The turnaround for Touré at Manchester City in less than a year has been a surprise to many observers. Cast out of the inner sanctum by manager Pep Guardiola last autumn after harsh words from Touré’s agent Dimitri Seluk in the media, one could have expected the Ivorian to leave Manchester for a less competitive league and a team willing to splash the cash.
But Touré, one of the hardest workers in the game despite his deceptively languid style, dug deep. Remaining professional in behaviour, he worked hard to get in better shape, which was noted by his manager.
Guardiola told reporters after a City victory versus Crystal Palace in November: “I’m so happy for Yaya Touré because he’s a really nice guy. His weight is perfect now and there are no doubts about his quality. The last two months he was amazing in the training sessions. His behaviour was absolutely perfect. His teammates love him. He’s another guy who will help us with the rotation in the team.”
Each season it seems Touré’s critics champ at the bit to chalk up subpar performances as proof of an official decline in his ability and standing as one of the premier box-to-box midfielders in the sport. The numbers, unfortunately for Touré’s critics, don’t completely bear that out.
Becoming the second midfielder in Premier League history to score 20 goals in a season (per Opta stats) as he did in 2013-14 took expectations for Touré to unreasonable levels. Add in his 90% passing accuracy and the fact that no player has more goals from outside the box than he has since his arrival in England, it’s not difficult to see why expectations are always high.
Last season was a mixed bag, statistically. Despite playing eight less games than City’s second-leading scorer Raheem Sterling, Touré still ended up with two goals less than a player that fondly refers to him as “Uncle Yaya”.
Until the arrival of midfield partner Fernandinho, Touré led City in passes completed each season since arriving in Manchester. And despite the presence of Fernandinho, Touré still ended up in the top 10 of players with the most passes completed each season he’s been in the Premier league, with the exception of 2016-17.
After a subpar (per his standards) 2014-15 season, especially in terms of defensive work-rate, Yaya rebounded the past two seasons to average more than 40 tackles each season, while showing the box-to-box running that made him one of the best two-way midfielders in the game.
Touré, having impressed managers, teammates, and opponents since his 2011 arrival at Etihad stadium, has one of his most ardent admirers in City captain Vincent Kompany.

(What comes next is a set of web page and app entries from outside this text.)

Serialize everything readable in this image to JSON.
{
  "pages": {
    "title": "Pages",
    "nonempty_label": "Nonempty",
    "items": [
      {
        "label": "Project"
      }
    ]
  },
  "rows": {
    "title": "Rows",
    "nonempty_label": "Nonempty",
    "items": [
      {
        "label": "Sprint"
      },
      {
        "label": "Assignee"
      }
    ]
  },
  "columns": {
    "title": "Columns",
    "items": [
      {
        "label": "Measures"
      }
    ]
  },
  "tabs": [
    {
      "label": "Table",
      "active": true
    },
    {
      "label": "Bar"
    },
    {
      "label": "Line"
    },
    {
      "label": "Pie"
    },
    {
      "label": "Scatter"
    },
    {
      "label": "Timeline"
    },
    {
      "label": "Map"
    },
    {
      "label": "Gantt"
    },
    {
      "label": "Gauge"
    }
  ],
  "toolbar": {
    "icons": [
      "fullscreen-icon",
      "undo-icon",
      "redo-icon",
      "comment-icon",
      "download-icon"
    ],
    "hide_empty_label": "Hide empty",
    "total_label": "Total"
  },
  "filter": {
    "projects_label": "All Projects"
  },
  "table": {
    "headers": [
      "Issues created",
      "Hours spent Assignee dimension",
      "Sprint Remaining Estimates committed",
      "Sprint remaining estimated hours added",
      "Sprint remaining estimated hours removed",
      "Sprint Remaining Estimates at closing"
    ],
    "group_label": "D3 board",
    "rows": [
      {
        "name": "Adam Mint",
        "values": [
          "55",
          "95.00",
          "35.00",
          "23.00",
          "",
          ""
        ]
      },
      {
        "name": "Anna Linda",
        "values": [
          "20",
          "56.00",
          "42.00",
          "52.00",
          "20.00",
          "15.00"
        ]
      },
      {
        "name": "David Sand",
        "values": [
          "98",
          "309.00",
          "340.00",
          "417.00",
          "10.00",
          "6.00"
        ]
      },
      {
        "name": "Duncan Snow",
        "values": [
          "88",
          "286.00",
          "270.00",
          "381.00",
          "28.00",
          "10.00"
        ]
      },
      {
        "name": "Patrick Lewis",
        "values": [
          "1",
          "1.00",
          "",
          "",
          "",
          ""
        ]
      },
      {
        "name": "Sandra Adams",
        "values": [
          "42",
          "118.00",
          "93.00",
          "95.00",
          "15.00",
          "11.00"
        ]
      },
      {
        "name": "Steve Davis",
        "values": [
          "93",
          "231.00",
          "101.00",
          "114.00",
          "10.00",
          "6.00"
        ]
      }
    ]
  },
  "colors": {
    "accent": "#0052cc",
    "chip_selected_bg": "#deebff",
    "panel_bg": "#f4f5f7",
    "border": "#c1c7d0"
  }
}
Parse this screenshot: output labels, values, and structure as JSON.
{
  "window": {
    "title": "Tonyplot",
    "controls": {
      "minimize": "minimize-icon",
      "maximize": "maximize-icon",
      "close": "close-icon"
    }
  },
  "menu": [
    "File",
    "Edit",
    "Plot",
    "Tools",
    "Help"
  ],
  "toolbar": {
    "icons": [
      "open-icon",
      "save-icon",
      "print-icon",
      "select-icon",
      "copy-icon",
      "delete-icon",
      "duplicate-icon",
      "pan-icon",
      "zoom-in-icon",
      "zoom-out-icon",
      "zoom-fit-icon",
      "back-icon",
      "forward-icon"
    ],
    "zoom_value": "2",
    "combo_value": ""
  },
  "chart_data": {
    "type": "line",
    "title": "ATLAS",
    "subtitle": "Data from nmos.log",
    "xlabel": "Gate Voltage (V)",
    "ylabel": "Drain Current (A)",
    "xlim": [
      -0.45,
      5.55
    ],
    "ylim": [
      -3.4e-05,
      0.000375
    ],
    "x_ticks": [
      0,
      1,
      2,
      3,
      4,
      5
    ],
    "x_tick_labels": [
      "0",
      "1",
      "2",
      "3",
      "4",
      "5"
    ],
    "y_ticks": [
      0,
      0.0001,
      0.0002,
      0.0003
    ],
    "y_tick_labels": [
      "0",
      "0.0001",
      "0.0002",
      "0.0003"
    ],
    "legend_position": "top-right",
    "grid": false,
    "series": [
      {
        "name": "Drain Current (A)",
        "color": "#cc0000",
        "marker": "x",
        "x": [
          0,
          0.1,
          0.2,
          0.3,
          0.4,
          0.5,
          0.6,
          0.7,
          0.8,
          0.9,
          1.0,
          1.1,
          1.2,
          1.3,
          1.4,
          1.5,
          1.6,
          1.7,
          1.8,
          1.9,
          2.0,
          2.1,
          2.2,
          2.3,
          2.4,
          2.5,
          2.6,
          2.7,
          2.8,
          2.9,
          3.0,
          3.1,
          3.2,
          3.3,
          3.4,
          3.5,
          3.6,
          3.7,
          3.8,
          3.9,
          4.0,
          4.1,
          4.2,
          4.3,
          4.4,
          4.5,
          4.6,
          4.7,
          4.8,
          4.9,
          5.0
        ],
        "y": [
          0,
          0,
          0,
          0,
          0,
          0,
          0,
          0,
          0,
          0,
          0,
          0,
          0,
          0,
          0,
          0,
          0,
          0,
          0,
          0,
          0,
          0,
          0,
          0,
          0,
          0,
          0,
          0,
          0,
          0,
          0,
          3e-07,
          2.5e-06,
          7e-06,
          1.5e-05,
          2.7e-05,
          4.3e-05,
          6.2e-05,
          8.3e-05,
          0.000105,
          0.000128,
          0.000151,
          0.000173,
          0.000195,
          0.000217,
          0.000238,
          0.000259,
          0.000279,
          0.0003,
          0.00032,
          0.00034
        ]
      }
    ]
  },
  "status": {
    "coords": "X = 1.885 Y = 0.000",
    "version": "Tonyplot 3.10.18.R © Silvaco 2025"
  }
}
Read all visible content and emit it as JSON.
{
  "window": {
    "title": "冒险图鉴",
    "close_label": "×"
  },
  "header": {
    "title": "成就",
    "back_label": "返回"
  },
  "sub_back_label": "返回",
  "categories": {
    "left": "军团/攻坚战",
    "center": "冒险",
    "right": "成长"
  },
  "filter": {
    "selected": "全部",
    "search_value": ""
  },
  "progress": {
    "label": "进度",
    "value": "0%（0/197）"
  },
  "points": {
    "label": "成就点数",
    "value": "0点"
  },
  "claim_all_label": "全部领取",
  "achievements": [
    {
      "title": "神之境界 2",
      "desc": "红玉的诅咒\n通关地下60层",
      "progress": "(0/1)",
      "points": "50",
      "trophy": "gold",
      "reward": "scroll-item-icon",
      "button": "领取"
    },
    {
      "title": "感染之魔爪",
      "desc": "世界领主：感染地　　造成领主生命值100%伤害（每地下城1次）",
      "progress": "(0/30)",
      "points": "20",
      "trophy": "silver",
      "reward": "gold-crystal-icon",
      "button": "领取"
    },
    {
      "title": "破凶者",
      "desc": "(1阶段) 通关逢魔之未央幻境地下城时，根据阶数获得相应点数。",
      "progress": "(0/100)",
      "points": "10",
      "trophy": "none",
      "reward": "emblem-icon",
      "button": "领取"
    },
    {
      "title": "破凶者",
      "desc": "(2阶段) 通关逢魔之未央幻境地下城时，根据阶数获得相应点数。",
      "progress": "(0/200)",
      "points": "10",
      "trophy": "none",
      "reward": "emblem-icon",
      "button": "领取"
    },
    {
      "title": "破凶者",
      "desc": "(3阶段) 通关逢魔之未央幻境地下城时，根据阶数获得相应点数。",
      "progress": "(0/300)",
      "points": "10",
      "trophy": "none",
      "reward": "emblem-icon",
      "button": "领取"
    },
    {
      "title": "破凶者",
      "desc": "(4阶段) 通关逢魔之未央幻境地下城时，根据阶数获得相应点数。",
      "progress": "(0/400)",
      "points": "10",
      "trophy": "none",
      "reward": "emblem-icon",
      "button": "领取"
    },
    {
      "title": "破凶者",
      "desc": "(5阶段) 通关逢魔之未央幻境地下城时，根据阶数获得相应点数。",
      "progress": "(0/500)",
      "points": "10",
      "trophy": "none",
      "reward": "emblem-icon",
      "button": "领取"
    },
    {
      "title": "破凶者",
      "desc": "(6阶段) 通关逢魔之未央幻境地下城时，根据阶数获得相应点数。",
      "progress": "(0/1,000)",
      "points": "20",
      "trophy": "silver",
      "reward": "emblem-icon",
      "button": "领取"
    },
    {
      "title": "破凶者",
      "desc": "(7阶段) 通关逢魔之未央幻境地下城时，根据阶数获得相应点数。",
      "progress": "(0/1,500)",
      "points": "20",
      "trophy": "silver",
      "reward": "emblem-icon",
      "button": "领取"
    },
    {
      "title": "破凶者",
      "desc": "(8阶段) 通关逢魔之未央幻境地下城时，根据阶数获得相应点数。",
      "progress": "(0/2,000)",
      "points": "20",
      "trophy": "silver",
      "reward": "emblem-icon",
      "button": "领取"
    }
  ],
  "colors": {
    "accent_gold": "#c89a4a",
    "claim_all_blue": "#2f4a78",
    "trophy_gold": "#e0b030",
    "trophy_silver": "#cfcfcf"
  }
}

Kompany explained why Touré is so valuable to City’s efforts, telling KweséESPN: “Yaya is one of the most gifted players I’ve ever played with. He has everything, he’s big and physical, but at the same time he’s got that dexterity in his passes and his touches, so he’s one of the few players who’s able to control the tempo of an entire game.”
With the spending wars going on at the top of the Premier League, Touré will be tasked with helping to dictate the tempo and change matches for City, while showing new signings what will be required if they are to finish the season at the top of the standings.
“We have to be consistent to win. The Premier league is the toughest,” Touré advised.
As brilliant and dynamic a player as he is, Touré still provides evidence from time to time that he doesn’t wear a cape 24/7. The midfielder with an eye for important goals isn’t impervious to criticism and he has his limits, like most.
Touré’s limit has been reached, for now, as it pertains to his national team. The hope for fans of Les Éléphants should be that a smoother 2017 season for his club, coupled with a productive conversation about country, will leave Touré, Wilmots, and Ivory Coast fans singing in harmony prior to the 2018 World Cup.